Morphological differentiation associated with evolutionary diversification is often explained with adaptive benefits but the processes and mechanisms maintaining cryptic diversity are still poorly understood. Using genome-wide data, we show here that the pale sand martin Riparia diluta in Central and East Asia consists of three genetically deeply differentiated lineages which vary only gradually in morphology but broadly reflect traditional taxonomy. We detected no signs of gene flow along the eastern edge of the Qinghai-Tibetan plateau between lowland south-eastern Chinese R. d. fohkienensis and high-altitude R. d. tibetana. Largely different breeding and migration timing between these low and high altitude populations as indicated by phenology data suggests that allochrony might act as prezygotic isolation mechanism in the area where their ranges abut. Mongolian populations of R. d. tibetana, however, displayed signs of limited mixed ancestries with Central Asian R. d. diluta. Their ranges meet in the area of a well-known avian migratory divide, where western lineages take a western migration route around the Qinghai-Tibetan plateau to winter quarters in South Asia, and eastern lineages take an eastern route to Southeast Asia. This might also be the case between western R. d. diluta and eastern R. d. tibetana as indicated by differing wintering grounds. We hypothesize that hybrids might have nonoptimal intermediate migration routes and selection against them might restrict gene flow.
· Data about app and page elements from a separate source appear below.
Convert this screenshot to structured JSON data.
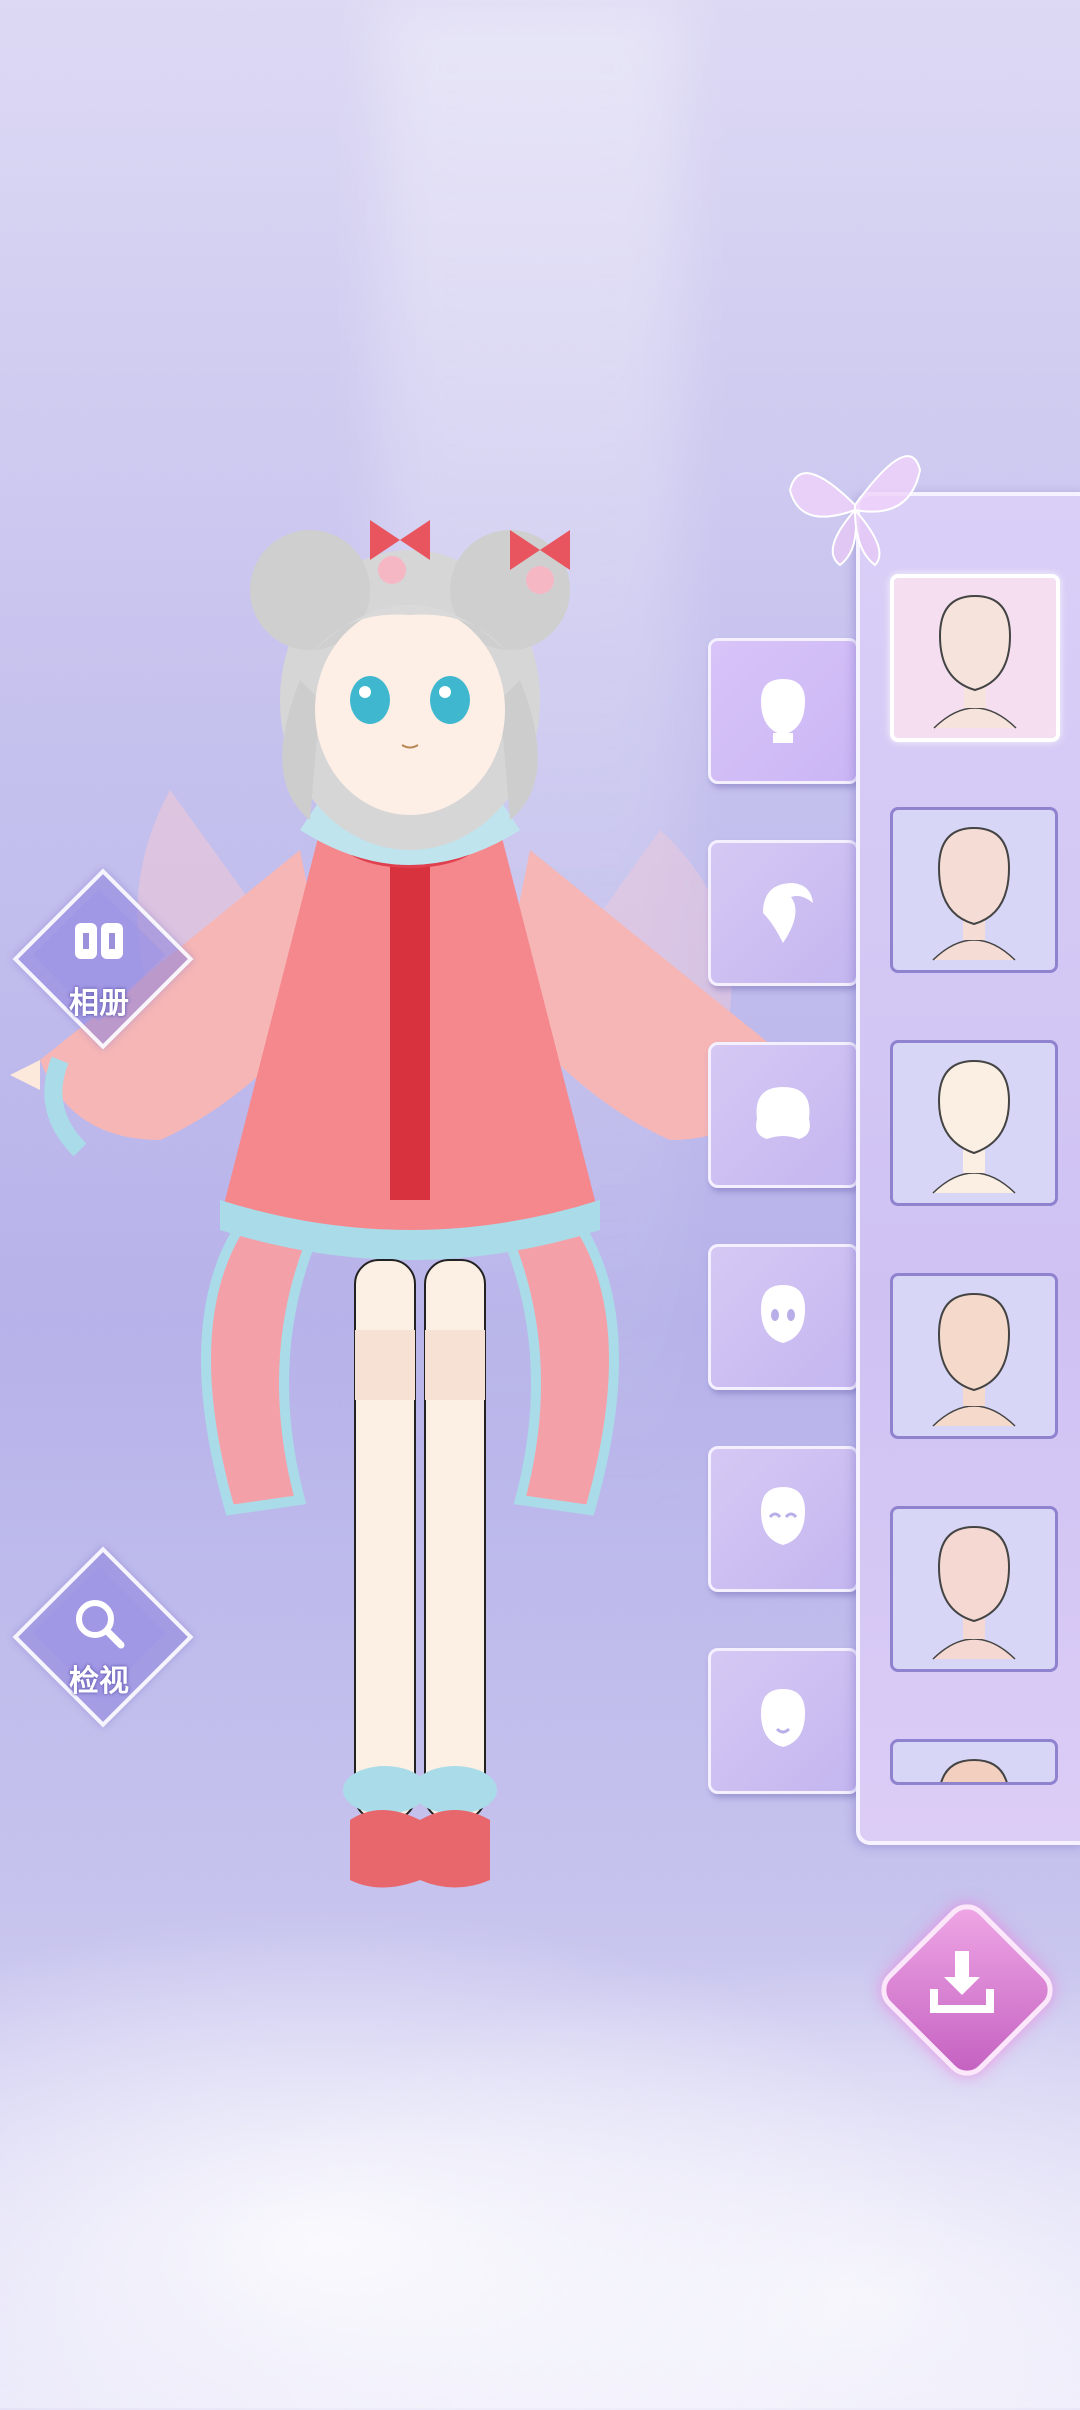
{
  "side_buttons": {
    "album_label": "相册",
    "inspect_label": "检视"
  },
  "categories": [
    {
      "name": "face-shape",
      "selected": true
    },
    {
      "name": "bangs"
    },
    {
      "name": "back-hair"
    },
    {
      "name": "eyes"
    },
    {
      "name": "expression-smile"
    },
    {
      "name": "mouth"
    }
  ],
  "options": [
    {
      "skin": "#f6e3dc",
      "selected": true
    },
    {
      "skin": "#f5dcd5"
    },
    {
      "skin": "#fbeee2"
    },
    {
      "skin": "#f5dacb"
    },
    {
      "skin": "#f6d8d2"
    },
    {
      "skin": "#f2cfbf",
      "partial": true
    }
  ],
  "colors": {
    "accent": "#c35fc0",
    "panel_border": "#8f82cf",
    "background": "#c9c5ef"
  }
}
Although further potential isolation mechanisms might exist in the pale sand martin, our study points towards contrasting migration behaviour as an important factor in maintaining evolutionary diversity under morphological stasis.
|Number of pages||14|
|Early online date||21 Oct 2021|
|Publication status||Published - Jan 2022|
- Riparia diluta
- Sand martin
- cryptic diversification
- population genomics